● **Task objective**: Whatever appears in the records, write it out again exactly.
### Dataset records ###
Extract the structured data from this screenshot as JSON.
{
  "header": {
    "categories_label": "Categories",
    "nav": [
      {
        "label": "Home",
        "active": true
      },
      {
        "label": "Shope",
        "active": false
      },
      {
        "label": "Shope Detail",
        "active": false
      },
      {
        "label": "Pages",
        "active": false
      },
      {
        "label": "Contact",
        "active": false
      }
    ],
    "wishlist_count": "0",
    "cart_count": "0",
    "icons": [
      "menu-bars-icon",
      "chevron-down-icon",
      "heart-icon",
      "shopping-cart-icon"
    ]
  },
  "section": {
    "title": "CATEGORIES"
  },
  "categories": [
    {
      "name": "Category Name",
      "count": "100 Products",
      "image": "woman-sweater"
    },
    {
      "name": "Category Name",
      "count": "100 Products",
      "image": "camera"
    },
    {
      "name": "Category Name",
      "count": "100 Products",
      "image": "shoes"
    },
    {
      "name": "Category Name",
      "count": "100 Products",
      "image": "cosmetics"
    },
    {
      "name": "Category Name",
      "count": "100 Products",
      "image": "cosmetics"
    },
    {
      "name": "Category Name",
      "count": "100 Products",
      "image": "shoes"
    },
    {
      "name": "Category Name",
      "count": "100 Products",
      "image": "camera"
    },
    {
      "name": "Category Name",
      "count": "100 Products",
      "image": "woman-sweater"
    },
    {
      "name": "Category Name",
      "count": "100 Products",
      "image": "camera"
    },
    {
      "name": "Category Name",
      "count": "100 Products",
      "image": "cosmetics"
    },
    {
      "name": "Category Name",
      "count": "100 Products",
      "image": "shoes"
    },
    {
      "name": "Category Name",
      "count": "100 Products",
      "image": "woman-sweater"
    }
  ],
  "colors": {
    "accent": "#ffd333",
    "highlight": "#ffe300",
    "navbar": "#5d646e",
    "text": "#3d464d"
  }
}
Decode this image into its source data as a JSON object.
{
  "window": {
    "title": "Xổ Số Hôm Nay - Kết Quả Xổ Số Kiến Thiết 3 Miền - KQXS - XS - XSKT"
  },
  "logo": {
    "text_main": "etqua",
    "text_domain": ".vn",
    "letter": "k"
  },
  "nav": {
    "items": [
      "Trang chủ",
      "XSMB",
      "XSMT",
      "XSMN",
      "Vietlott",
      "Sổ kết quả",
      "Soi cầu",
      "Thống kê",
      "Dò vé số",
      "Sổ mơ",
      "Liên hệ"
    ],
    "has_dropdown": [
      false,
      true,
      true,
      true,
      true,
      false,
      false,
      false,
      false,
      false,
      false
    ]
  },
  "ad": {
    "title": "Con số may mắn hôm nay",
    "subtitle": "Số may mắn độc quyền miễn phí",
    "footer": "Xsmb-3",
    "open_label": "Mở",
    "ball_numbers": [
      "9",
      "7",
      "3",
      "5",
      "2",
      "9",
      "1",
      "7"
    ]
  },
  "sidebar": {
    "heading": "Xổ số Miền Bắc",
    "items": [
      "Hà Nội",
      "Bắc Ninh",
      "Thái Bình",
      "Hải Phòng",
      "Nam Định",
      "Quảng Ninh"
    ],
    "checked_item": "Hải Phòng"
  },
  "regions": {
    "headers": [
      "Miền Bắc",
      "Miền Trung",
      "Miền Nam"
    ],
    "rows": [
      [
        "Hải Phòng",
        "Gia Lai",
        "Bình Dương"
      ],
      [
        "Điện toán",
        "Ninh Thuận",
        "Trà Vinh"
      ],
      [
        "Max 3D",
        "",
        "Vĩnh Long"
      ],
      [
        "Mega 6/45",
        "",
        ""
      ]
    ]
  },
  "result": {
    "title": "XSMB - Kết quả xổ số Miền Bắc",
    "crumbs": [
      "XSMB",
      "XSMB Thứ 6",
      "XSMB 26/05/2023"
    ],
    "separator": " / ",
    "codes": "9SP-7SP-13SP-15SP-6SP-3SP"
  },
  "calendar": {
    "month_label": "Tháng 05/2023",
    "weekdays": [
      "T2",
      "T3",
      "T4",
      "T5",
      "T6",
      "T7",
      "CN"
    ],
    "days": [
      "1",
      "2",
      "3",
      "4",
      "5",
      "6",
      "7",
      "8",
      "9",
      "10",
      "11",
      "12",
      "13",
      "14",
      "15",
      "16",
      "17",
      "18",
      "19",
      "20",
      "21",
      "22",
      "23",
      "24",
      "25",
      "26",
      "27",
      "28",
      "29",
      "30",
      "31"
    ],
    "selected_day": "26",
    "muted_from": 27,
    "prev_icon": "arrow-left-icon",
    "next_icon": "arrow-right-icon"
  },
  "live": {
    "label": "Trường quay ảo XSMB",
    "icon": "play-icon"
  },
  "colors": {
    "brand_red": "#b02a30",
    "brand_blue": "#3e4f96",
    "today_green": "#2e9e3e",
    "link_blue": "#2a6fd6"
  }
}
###
● **Result for this task**:
Extract the structured data from this screenshot as JSON.
{
  "header": {
    "categories_label": "Categories",
    "nav": [
      {
        "label": "Home",
        "active": true
      },
      {
        "label": "Shope",
        "active": false
      },
      {
        "label": "Shope Detail",
        "active": false
      },
      {
        "label": "Pages",
        "active": false
      },
      {
        "label": "Contact",
        "active": false
      }
    ],
    "wishlist_count": "0",
    "cart_count": "0",
    "icons": [
      "menu-bars-icon",
      "chevron-down-icon",
      "heart-icon",
      "shopping-cart-icon"
    ]
  },
  "section": {
    "title": "CATEGORIES"
  },
  "categories": [
    {
      "name": "Category Name",
      "count": "100 Products",
      "image": "woman-sweater"
    },
    {
      "name": "Category Name",
      "count": "100 Products",
      "image": "camera"
    },
    {
      "name": "Category Name",
      "count": "100 Products",
      "image": "shoes"
    },
    {
      "name": "Category Name",
      "count": "100 Products",
      "image": "cosmetics"
    },
    {
      "name": "Category Name",
      "count": "100 Products",
      "image": "cosmetics"
    },
    {
      "name": "Category Name",
      "count": "100 Products",
      "image": "shoes"
    },
    {
      "name": "Category Name",
      "count": "100 Products",
      "image": "camera"
    },
    {
      "name": "Category Name",
      "count": "100 Products",
      "image": "woman-sweater"
    },
    {
      "name": "Category Name",
      "count": "100 Products",
      "image": "camera"
    },
    {
      "name": "Category Name",
      "count": "100 Products",
      "image": "cosmetics"
    },
    {
      "name": "Category Name",
      "count": "100 Products",
      "image": "shoes"
    },
    {
      "name": "Category Name",
      "count": "100 Products",
      "image": "woman-sweater"
    }
  ],
  "colors": {
    "accent": "#ffd333",
    "highlight": "#ffe300",
    "navbar": "#5d646e",
    "text": "#3d464d"
  }
}
Decode this image into its source data as a JSON object.
{
  "window": {
    "title": "Xổ Số Hôm Nay - Kết Quả Xổ Số Kiến Thiết 3 Miền - KQXS - XS - XSKT"
  },
  "logo": {
    "text_main": "etqua",
    "text_domain": ".vn",
    "letter": "k"
  },
  "nav": {
    "items": [
      "Trang chủ",
      "XSMB",
      "XSMT",
      "XSMN",
      "Vietlott",
      "Sổ kết quả",
      "Soi cầu",
      "Thống kê",
      "Dò vé số",
      "Sổ mơ",
      "Liên hệ"
    ],
    "has_dropdown": [
      false,
      true,
      true,
      true,
      true,
      false,
      false,
      false,
      false,
      false,
      false
    ]
  },
  "ad": {
    "title": "Con số may mắn hôm nay",
    "subtitle": "Số may mắn độc quyền miễn phí",
    "footer": "Xsmb-3",
    "open_label": "Mở",
    "ball_numbers": [
      "9",
      "7",
      "3",
      "5",
      "2",
      "9",
      "1",
      "7"
    ]
  },
  "sidebar": {
    "heading": "Xổ số Miền Bắc",
    "items": [
      "Hà Nội",
      "Bắc Ninh",
      "Thái Bình",
      "Hải Phòng",
      "Nam Định",
      "Quảng Ninh"
    ],
    "checked_item": "Hải Phòng"
  },
  "regions": {
    "headers": [
      "Miền Bắc",
      "Miền Trung",
      "Miền Nam"
    ],
    "rows": [
      [
        "Hải Phòng",
        "Gia Lai",
        "Bình Dương"
      ],
      [
        "Điện toán",
        "Ninh Thuận",
        "Trà Vinh"
      ],
      [
        "Max 3D",
        "",
        "Vĩnh Long"
      ],
      [
        "Mega 6/45",
        "",
        ""
      ]
    ]
  },
  "result": {
    "title": "XSMB - Kết quả xổ số Miền Bắc",
    "crumbs": [
      "XSMB",
      "XSMB Thứ 6",
      "XSMB 26/05/2023"
    ],
    "separator": " / ",
    "codes": "9SP-7SP-13SP-15SP-6SP-3SP"
  },
  "calendar": {
    "month_label": "Tháng 05/2023",
    "weekdays": [
      "T2",
      "T3",
      "T4",
      "T5",
      "T6",
      "T7",
      "CN"
    ],
    "days": [
      "1",
      "2",
      "3",
      "4",
      "5",
      "6",
      "7",
      "8",
      "9",
      "10",
      "11",
      "12",
      "13",
      "14",
      "15",
      "16",
      "17",
      "18",
      "19",
      "20",
      "21",
      "22",
      "23",
      "24",
      "25",
      "26",
      "27",
      "28",
      "29",
      "30",
      "31"
    ],
    "selected_day": "26",
    "muted_from": 27,
    "prev_icon": "arrow-left-icon",
    "next_icon": "arrow-right-icon"
  },
  "live": {
    "label": "Trường quay ảo XSMB",
    "icon": "play-icon"
  },
  "colors": {
    "brand_red": "#b02a30",
    "brand_blue": "#3e4f96",
    "today_green": "#2e9e3e",
    "link_blue": "#2a6fd6"
  }
}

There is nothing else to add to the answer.